▶ **Exercise prompt**: For each line below that includes the string "Ctrl", show the whole line.

▶ **Input data**:
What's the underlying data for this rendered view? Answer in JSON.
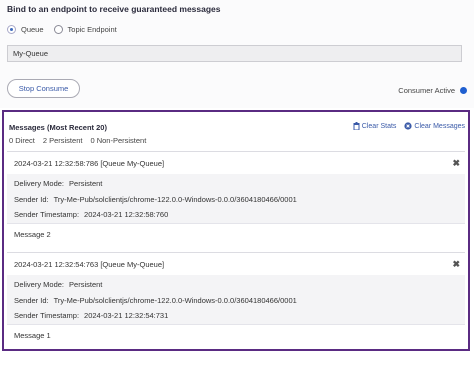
{
  "bind": {
    "title": "Bind to an endpoint to receive guaranteed messages",
    "options": [
      {
        "label": "Queue",
        "selected": true
      },
      {
        "label": "Topic Endpoint",
        "selected": false
      }
    ],
    "queue_value": "My-Queue",
    "stop_label": "Stop Consume",
    "consumer_status": "Consumer Active",
    "consumer_status_color": "#1f5fd0"
  },
  "messages": {
    "title": "Messages",
    "subtitle": "(Most Recent 20)",
    "stats": {
      "direct": "0 Direct",
      "persistent": "2 Persistent",
      "non_persistent": "0 Non-Persistent"
    },
    "clear_stats_label": "Clear Stats",
    "clear_messages_label": "Clear Messages",
    "items": [
      {
        "header": "2024-03-21 12:32:58:786 [Queue My-Queue]",
        "delivery_mode_key": "Delivery Mode:",
        "delivery_mode": "Persistent",
        "sender_id_key": "Sender Id:",
        "sender_id": "Try-Me-Pub/solclientjs/chrome-122.0.0-Windows-0.0.0/3604180466/0001",
        "sender_ts_key": "Sender Timestamp:",
        "sender_ts": "2024-03-21 12:32:58:760",
        "text": "Message 2"
      },
      {
        "header": "2024-03-21 12:32:54:763 [Queue My-Queue]",
        "delivery_mode_key": "Delivery Mode:",
        "delivery_mode": "Persistent",
        "sender_id_key": "Sender Id:",
        "sender_id": "Try-Me-Pub/solclientjs/chrome-122.0.0-Windows-0.0.0/3604180466/0001",
        "sender_ts_key": "Sender Timestamp:",
        "sender_ts": "2024-03-21 12:32:54:731",
        "text": "Message 1"
      }
    ]
  },
  "accent_color": "#5a2b82"
}
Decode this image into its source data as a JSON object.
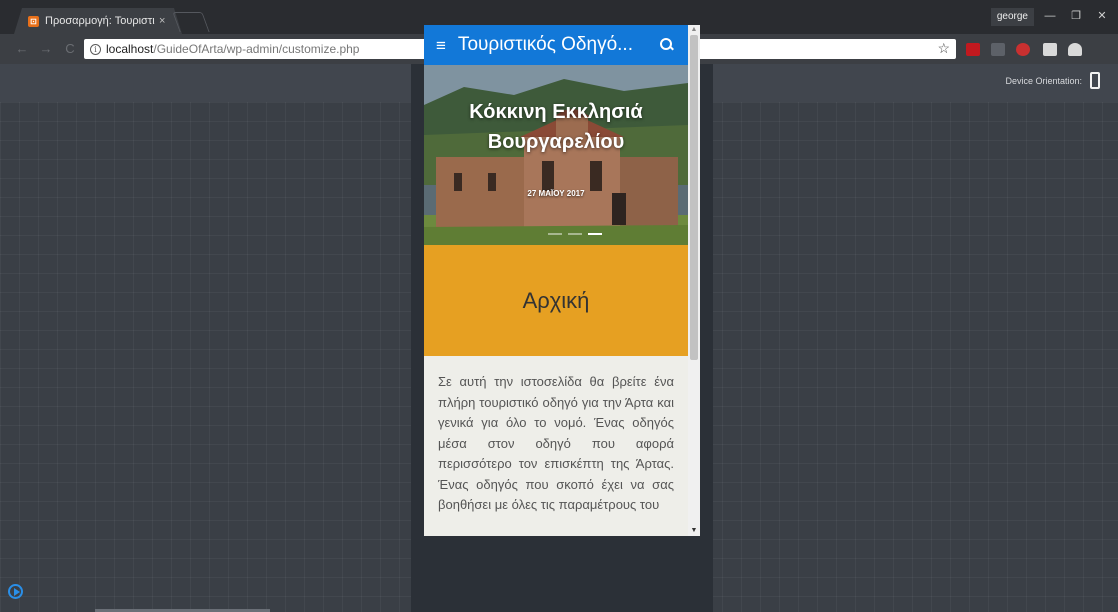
{
  "browser": {
    "tab_title": "Προσαρμογή: Τουριστικ",
    "tab_close": "×",
    "profile_name": "george",
    "window_buttons": [
      "—",
      "❐",
      "✕"
    ],
    "url_host": "localhost",
    "url_path": "/GuideOfArta/wp-admin/customize.php",
    "info_icon_glyph": "i",
    "star_glyph": "☆",
    "nav": {
      "back": "←",
      "forward": "→",
      "reload": "C"
    },
    "extension_colors": [
      "#c2191f",
      "#5d6168",
      "#c93030",
      "#d9d9d9",
      "#d9d9d9"
    ]
  },
  "customizer": {
    "device_orientation_label": "Device Orientation:"
  },
  "site": {
    "menu_glyph": "≡",
    "title": "Τουριστικός Οδηγό...",
    "hero_title": "Κόκκινη Εκκλησιά Βουργαρελίου",
    "hero_date": "27 ΜΑΪΟΥ 2017",
    "home_title": "Αρχική",
    "intro_text": "Σε αυτή την ιστοσελίδα θα βρείτε ένα πλήρη τουριστικό οδηγό για την Άρτα και γενικά για όλο το νομό. Ένας οδηγός μέσα στον οδηγό που αφορά περισσότερο τον επισκέπτη της Άρτας. Ένας οδηγός που σκοπό έχει να σας βοηθήσει με όλες τις παραμέτρους του",
    "scroll_up": "▲",
    "scroll_down": "▼",
    "colors": {
      "header": "#1278d8",
      "home_block": "#e6a022"
    }
  }
}
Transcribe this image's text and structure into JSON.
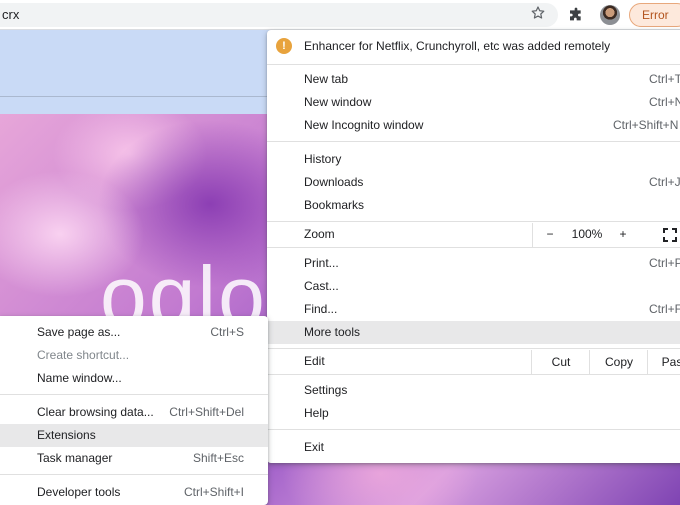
{
  "toolbar": {
    "url_text": "crx",
    "error_label": "Error"
  },
  "background": {
    "logo_fragment": "oglo"
  },
  "notification": {
    "icon": "warning-icon",
    "text": "Enhancer for Netflix, Crunchyroll, etc was added remotely"
  },
  "main_menu": {
    "new_tab": {
      "label": "New tab",
      "shortcut": "Ctrl+T"
    },
    "new_window": {
      "label": "New window",
      "shortcut": "Ctrl+N"
    },
    "new_incognito": {
      "label": "New Incognito window",
      "shortcut": "Ctrl+Shift+N"
    },
    "history": {
      "label": "History"
    },
    "downloads": {
      "label": "Downloads",
      "shortcut": "Ctrl+J"
    },
    "bookmarks": {
      "label": "Bookmarks"
    },
    "zoom": {
      "label": "Zoom",
      "minus": "−",
      "level": "100%",
      "plus": "+"
    },
    "print": {
      "label": "Print...",
      "shortcut": "Ctrl+P"
    },
    "cast": {
      "label": "Cast..."
    },
    "find": {
      "label": "Find...",
      "shortcut": "Ctrl+F"
    },
    "more_tools": {
      "label": "More tools"
    },
    "edit": {
      "label": "Edit",
      "cut": "Cut",
      "copy": "Copy",
      "paste": "Paste"
    },
    "settings": {
      "label": "Settings"
    },
    "help": {
      "label": "Help"
    },
    "exit": {
      "label": "Exit"
    }
  },
  "sub_menu": {
    "save_page": {
      "label": "Save page as...",
      "shortcut": "Ctrl+S"
    },
    "create_shortcut": {
      "label": "Create shortcut..."
    },
    "name_window": {
      "label": "Name window..."
    },
    "clear_data": {
      "label": "Clear browsing data...",
      "shortcut": "Ctrl+Shift+Del"
    },
    "extensions": {
      "label": "Extensions"
    },
    "task_manager": {
      "label": "Task manager",
      "shortcut": "Shift+Esc"
    },
    "dev_tools": {
      "label": "Developer tools",
      "shortcut": "Ctrl+Shift+I"
    }
  },
  "colors": {
    "accent_blue": "#c9daf6",
    "error_orange": "#b3541e",
    "highlight": "#e8e8e9"
  }
}
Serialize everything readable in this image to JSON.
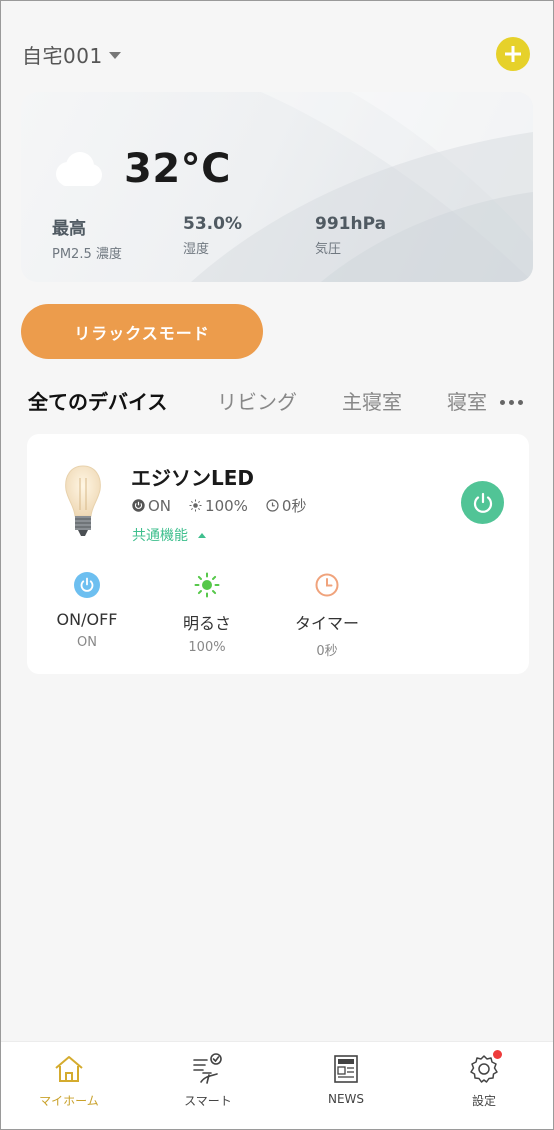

▶ **Task response**:
      "shortcut": "Ctrl+T"
      "shortcut": "Ctrl+N"
      "shortcut": "Ctrl+Shift+N"
      "shortcut": "Ctrl+J"
      "shortcut": "Ctrl+P"
      "shortcut": "Ctrl+F"
      "shortcut": "Ctrl+S"
      "shortcut": "Ctrl+Shift+Del"
      "shortcut": "Ctrl+Shift+I"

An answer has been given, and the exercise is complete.